Buoyed up by my first readers being in agreement that the book would appeal to readers, I put on my editor’s hat and started asking myself all the standard tough questions. The ones I kept coming back to were all about the links between plot and character. It all boils down to this question: does each character have an arc?

… though begs a further set of questions:

  1. Is each character defined and unique?
  2. Does each character have a goal?
  3. Do all the characters change over the course of the book?

Even though I didn’t have too many characters, two weren’t suitably defined. Simply put, it was easy to mix them up. Both had a similar role to play in the book. Both had similar attributes. Both had a similar relationship with the protagonist. Neither changed profoundly. Not good enough.

I knew either one character had to be scrapped or something needed to be done to ensure that each character added something different to the book. Critically, each character had to change and develop, whether internally or in terms of their relationships with other characters… and, if possible, this development needed to be triggered by some sort of conflict. Now, I don’t mean that I thought I had to create conflict between the characters necessarily, but I had to ensure that they were somehow conflicted.

So that’s what I did. My pitiful 50K draft expanded to a satisfactory 68K. I had hoped to push the word count over the magic 70K mark… but I just couldn’t find another 2000 words that needed to be in the novel.

I still can’t see where I’ve skimped. All the characters have their own arcs now – some bigger and some smaller – but all of them develop or change in some way. There’s conflict of sorts in all the relationships. There’s lots of drama. There are clues to the mysteries that the story revolves around, and red herrings and revelations too. There’s a climax and even a resolution.

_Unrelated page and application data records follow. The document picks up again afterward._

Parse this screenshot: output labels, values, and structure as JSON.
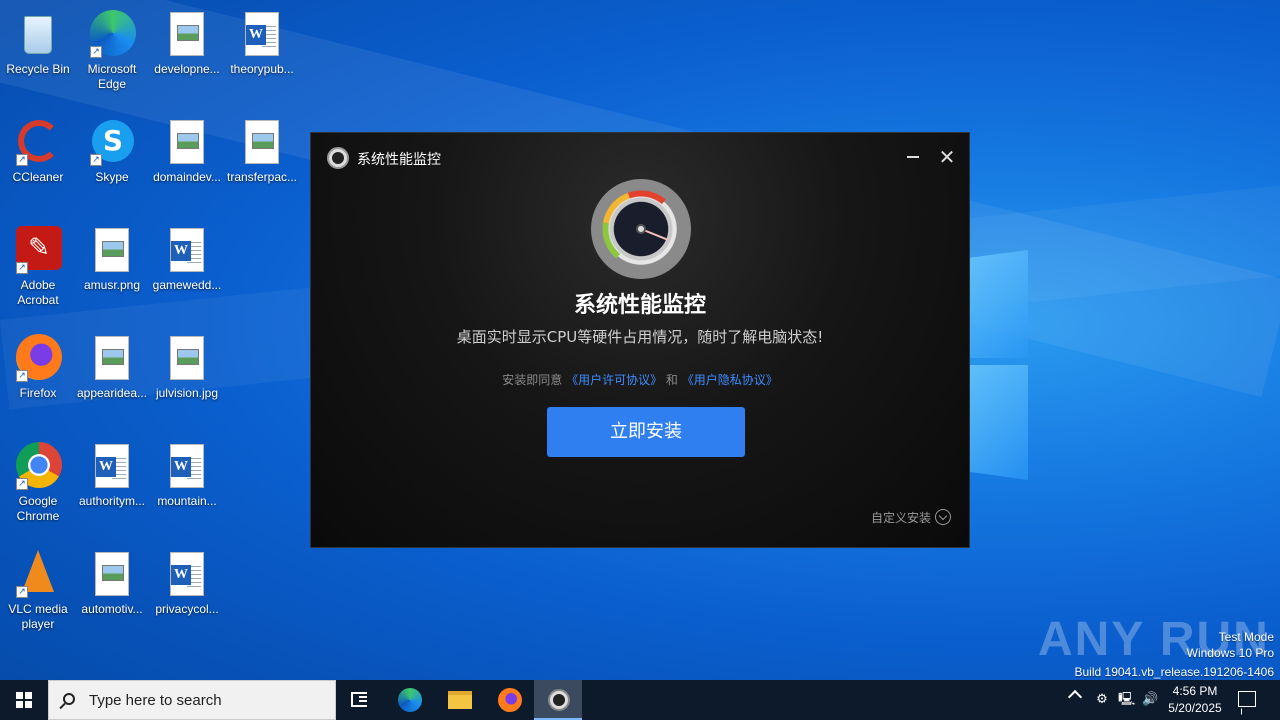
{
  "desktop": {
    "icons": [
      {
        "label": "Recycle Bin",
        "kind": "recycle-bin"
      },
      {
        "label": "Microsoft Edge",
        "kind": "edge"
      },
      {
        "label": "developne...",
        "kind": "image"
      },
      {
        "label": "theorypub...",
        "kind": "word"
      },
      {
        "label": "CCleaner",
        "kind": "ccleaner"
      },
      {
        "label": "Skype",
        "kind": "skype"
      },
      {
        "label": "domaindev...",
        "kind": "image"
      },
      {
        "label": "transferpac...",
        "kind": "image"
      },
      {
        "label": "Adobe Acrobat",
        "kind": "acrobat"
      },
      {
        "label": "amusr.png",
        "kind": "image"
      },
      {
        "label": "gamewedd...",
        "kind": "word"
      },
      {
        "label": "Firefox",
        "kind": "firefox"
      },
      {
        "label": "appearidea...",
        "kind": "image"
      },
      {
        "label": "julvision.jpg",
        "kind": "image"
      },
      {
        "label": "Google Chrome",
        "kind": "chrome"
      },
      {
        "label": "authoritym...",
        "kind": "word"
      },
      {
        "label": "mountain...",
        "kind": "word"
      },
      {
        "label": "VLC media player",
        "kind": "vlc"
      },
      {
        "label": "automotiv...",
        "kind": "image"
      },
      {
        "label": "privacycol...",
        "kind": "word"
      }
    ]
  },
  "installer": {
    "title": "系统性能监控",
    "app_name": "系统性能监控",
    "tagline": "桌面实时显示CPU等硬件占用情况，随时了解电脑状态!",
    "agree_prefix": "安装即同意",
    "license_link": "《用户许可协议》",
    "agree_and": "和",
    "privacy_link": "《用户隐私协议》",
    "install_button": "立即安装",
    "custom_install": "自定义安装",
    "minimize_icon": "minimize-icon",
    "close_icon": "close-icon",
    "accent": "#2f7ff0"
  },
  "watermark": {
    "brand": "ANY RUN",
    "line1": "Test Mode",
    "line2": "Windows 10 Pro",
    "line3": "Build 19041.vb_release.191206-1406"
  },
  "taskbar": {
    "search_placeholder": "Type here to search",
    "apps": [
      "task-view",
      "edge",
      "file-explorer",
      "firefox",
      "system-monitor"
    ],
    "clock_time": "4:56 PM",
    "clock_date": "5/20/2025"
  }
}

But before I considered the book finished, I sent it back to my first readers… and the consensus was that the manuscript felt complete: “It seems like it’s now in final form,” said a friend who works in the publishing industry.

Working on The Bone Dragon has inverted a lot of what I know about writing books. Maybe being upside down for a while will do me some good. Perhaps, in the long run, having written a book that’s too short I’ll miraculously move forwards writing tight, waffle-less first drafts from now on.

Well, there’s always hope, right?